Your answer should be one number: how many lines below hold the word "false".

Data about app and page elements:
▼▼▼

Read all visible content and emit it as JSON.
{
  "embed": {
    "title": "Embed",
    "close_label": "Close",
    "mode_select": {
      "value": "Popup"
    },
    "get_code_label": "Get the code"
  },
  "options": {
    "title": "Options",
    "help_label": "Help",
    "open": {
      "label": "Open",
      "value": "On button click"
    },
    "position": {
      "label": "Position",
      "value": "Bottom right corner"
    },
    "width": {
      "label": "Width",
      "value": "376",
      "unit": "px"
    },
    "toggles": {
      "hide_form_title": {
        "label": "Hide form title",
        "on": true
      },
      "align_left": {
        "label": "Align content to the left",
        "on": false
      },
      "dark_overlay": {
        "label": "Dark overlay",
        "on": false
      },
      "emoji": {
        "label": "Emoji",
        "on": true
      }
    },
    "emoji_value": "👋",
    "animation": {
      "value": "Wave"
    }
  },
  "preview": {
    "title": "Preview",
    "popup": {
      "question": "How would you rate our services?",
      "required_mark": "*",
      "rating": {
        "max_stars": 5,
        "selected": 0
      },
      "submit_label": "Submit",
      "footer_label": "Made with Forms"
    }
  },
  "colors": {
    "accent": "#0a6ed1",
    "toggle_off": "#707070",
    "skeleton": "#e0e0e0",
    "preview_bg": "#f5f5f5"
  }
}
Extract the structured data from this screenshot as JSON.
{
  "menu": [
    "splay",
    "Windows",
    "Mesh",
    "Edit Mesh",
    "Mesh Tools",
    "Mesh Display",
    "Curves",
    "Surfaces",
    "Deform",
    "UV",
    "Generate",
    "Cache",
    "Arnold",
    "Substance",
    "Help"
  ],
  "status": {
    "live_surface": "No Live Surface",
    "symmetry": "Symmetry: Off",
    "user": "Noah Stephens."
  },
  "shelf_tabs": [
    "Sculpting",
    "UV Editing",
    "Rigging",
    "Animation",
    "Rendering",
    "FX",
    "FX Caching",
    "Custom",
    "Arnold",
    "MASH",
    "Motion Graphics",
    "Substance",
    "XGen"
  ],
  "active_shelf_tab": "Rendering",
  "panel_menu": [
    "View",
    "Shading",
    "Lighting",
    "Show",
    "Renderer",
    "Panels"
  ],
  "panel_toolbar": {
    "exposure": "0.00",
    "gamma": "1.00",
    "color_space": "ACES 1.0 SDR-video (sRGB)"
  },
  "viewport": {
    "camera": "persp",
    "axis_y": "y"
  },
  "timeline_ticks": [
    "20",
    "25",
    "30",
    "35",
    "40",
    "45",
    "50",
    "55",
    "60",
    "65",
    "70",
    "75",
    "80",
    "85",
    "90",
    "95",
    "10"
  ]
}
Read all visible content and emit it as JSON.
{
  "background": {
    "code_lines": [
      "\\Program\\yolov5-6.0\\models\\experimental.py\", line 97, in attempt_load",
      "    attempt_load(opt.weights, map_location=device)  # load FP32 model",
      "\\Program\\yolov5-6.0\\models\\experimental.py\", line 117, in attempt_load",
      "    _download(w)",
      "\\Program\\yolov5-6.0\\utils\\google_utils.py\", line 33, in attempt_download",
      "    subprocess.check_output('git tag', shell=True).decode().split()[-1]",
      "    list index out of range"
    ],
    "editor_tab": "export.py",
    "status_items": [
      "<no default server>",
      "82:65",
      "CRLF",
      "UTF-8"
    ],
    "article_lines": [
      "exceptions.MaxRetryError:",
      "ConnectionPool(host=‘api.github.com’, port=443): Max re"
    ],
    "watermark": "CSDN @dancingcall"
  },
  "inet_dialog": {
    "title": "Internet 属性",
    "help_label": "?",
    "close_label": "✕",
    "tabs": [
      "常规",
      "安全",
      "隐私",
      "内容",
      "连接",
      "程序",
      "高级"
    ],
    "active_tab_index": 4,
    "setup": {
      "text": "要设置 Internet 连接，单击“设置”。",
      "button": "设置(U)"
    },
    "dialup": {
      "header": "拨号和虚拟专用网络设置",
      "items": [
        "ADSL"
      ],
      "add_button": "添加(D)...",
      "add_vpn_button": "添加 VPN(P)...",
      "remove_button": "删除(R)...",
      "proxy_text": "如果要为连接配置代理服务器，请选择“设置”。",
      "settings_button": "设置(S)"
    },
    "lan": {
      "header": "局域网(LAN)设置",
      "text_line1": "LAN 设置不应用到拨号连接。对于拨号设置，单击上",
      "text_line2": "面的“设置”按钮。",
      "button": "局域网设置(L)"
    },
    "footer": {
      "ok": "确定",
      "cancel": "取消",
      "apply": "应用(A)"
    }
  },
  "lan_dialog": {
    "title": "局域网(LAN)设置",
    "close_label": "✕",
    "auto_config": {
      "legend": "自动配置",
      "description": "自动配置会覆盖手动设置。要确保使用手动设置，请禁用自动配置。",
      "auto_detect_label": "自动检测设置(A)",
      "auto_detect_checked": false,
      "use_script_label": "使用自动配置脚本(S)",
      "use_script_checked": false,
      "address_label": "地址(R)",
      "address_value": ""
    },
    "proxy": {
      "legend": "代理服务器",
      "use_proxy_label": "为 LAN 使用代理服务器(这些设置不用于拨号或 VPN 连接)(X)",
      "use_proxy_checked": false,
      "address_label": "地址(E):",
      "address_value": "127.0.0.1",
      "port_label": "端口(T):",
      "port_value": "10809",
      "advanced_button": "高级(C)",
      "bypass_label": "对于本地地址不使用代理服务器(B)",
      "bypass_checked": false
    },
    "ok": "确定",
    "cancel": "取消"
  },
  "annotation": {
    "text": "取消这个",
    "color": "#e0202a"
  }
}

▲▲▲

_YOUR SOLUTION_: 6